* Data records for software interfaces:
Segment Open
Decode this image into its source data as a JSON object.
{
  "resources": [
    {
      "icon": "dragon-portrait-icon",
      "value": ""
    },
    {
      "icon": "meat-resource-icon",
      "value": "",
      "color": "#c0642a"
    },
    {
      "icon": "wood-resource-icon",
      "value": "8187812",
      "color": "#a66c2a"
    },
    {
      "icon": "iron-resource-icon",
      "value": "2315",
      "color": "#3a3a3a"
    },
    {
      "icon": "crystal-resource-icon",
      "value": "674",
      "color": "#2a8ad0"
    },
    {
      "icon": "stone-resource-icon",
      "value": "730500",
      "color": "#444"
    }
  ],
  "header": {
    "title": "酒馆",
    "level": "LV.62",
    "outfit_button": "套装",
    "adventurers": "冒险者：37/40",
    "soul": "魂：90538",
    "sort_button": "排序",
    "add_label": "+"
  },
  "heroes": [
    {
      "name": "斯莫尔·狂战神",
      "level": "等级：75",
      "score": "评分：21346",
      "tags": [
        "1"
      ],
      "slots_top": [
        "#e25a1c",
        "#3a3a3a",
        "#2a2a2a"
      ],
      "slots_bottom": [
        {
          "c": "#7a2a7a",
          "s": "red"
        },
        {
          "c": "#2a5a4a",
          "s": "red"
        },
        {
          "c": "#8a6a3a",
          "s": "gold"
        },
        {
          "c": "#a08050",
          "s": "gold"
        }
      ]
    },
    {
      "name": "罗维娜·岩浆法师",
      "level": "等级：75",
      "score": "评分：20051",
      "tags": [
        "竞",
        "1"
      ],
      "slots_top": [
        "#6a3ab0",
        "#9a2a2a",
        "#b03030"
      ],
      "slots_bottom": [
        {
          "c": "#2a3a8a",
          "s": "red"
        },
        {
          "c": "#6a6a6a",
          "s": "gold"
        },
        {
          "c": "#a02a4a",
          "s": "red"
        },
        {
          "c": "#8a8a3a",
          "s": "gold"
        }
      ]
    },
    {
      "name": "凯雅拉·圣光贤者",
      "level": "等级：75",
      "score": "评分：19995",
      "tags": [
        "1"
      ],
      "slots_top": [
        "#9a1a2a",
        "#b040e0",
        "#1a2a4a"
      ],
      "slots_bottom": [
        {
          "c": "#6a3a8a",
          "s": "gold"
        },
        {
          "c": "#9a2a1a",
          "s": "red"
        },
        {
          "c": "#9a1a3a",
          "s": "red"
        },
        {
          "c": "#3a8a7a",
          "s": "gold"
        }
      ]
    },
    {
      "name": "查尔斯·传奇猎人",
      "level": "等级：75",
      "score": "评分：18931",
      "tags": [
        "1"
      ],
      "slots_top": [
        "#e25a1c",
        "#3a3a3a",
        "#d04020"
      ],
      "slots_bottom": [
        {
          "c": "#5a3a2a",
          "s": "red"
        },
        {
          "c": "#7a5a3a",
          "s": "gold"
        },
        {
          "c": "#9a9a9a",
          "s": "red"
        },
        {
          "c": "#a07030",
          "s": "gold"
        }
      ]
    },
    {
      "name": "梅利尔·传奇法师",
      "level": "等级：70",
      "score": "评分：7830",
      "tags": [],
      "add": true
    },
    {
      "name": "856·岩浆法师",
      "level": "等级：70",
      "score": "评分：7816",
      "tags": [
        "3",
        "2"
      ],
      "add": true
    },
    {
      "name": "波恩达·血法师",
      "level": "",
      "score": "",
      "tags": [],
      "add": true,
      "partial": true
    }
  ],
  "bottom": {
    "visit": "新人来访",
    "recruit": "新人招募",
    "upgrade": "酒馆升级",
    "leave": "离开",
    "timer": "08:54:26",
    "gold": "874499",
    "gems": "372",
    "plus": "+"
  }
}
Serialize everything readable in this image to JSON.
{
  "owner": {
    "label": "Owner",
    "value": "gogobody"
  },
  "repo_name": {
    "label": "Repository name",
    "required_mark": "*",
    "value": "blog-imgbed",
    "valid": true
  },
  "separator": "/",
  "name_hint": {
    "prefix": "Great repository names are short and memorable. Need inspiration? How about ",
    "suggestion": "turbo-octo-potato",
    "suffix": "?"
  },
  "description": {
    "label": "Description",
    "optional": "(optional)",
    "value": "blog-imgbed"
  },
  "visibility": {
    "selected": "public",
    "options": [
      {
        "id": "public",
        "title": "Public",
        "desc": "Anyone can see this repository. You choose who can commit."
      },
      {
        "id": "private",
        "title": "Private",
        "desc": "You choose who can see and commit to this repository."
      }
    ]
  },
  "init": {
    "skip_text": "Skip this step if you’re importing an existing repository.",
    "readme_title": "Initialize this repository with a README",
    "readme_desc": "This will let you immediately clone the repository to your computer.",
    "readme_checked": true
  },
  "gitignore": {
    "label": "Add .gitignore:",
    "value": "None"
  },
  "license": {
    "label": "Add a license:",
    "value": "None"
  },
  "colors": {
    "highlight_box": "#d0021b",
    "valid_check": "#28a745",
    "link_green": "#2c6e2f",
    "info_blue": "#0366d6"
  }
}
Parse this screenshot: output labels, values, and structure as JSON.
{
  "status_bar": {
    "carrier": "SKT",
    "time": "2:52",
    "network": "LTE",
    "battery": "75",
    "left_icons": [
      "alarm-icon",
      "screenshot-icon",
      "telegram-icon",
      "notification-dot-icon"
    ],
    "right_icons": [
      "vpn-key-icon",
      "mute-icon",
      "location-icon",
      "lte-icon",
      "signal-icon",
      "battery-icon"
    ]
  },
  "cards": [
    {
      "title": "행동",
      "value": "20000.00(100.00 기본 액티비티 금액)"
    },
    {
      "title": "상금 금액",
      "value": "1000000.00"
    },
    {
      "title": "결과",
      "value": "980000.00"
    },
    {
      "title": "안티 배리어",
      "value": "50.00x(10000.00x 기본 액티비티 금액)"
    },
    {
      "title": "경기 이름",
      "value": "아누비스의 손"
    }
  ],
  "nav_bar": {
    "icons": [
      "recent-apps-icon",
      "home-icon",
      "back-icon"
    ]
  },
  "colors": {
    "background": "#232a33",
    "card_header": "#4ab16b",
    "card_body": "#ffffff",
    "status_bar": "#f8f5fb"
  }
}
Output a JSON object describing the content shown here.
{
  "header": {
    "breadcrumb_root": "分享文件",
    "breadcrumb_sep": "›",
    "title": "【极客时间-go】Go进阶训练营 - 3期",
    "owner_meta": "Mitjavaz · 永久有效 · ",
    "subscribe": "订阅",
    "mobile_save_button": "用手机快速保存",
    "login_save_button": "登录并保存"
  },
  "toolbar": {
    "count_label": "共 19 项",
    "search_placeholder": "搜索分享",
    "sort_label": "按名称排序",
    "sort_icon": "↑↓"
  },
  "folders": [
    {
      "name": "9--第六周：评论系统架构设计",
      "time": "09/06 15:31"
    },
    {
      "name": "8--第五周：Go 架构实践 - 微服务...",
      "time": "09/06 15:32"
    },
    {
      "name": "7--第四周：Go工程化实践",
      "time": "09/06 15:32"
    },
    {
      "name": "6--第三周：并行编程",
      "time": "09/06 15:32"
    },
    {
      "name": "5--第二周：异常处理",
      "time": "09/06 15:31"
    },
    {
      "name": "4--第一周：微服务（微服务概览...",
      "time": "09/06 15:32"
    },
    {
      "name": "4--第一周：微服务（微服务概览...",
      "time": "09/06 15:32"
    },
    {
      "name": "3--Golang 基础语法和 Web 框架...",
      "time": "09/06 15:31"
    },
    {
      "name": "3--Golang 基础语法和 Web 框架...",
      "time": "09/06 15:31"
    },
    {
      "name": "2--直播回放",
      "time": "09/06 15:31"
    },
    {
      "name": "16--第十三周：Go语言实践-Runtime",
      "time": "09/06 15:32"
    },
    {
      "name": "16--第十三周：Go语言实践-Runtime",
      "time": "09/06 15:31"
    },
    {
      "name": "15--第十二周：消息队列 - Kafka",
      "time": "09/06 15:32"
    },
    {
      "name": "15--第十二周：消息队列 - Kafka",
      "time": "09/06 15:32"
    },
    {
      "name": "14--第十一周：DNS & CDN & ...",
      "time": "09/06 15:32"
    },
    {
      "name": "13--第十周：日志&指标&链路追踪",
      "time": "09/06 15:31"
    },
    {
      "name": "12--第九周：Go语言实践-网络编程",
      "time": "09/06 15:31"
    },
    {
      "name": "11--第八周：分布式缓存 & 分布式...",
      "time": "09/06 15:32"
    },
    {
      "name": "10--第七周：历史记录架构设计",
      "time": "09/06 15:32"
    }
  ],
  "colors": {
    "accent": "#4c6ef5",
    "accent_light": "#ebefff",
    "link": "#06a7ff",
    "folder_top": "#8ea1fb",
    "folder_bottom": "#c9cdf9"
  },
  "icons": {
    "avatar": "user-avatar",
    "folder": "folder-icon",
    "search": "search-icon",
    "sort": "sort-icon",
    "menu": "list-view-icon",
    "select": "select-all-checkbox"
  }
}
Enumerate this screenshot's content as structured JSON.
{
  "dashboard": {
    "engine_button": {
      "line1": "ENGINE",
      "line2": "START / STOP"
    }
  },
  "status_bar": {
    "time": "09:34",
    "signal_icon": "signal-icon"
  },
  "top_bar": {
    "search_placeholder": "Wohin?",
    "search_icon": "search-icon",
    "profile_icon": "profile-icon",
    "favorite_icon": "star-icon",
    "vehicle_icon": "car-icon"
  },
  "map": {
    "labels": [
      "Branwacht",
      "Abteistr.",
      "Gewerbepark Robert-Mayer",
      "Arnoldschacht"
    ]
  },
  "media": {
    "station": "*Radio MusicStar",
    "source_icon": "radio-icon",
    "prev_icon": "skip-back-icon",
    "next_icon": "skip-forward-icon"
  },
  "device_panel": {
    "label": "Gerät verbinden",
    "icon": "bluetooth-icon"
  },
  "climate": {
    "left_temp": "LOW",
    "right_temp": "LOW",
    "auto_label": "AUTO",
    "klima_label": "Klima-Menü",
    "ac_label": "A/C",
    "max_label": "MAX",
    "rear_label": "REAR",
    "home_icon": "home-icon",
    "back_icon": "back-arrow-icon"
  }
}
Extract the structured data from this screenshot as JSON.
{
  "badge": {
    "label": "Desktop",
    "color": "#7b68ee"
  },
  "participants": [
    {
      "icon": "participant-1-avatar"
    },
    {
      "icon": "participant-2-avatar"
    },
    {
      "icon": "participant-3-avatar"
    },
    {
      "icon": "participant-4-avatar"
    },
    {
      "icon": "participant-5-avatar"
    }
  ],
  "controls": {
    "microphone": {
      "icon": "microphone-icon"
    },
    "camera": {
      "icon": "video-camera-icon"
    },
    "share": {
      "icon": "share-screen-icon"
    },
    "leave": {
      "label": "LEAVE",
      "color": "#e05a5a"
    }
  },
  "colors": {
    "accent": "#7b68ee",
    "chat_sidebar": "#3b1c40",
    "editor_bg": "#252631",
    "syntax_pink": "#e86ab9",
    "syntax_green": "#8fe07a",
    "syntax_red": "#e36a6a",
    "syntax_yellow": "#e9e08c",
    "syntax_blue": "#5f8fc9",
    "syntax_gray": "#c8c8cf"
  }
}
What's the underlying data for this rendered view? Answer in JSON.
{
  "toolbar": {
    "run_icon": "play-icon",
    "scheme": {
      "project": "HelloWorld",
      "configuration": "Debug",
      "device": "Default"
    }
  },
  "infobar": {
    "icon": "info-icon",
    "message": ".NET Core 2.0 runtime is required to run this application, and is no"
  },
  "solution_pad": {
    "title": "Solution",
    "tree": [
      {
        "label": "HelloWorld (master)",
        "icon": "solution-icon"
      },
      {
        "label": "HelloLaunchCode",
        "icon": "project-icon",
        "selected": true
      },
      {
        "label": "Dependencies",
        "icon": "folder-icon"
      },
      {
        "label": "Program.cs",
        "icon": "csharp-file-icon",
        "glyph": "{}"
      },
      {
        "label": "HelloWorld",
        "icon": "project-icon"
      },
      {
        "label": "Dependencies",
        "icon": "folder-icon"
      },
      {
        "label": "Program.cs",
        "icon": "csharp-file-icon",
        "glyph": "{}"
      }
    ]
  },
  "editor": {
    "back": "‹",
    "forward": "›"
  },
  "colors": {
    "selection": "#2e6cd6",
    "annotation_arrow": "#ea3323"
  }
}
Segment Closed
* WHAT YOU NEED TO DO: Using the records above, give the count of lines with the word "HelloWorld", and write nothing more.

* EXERCISE ANSWER: 3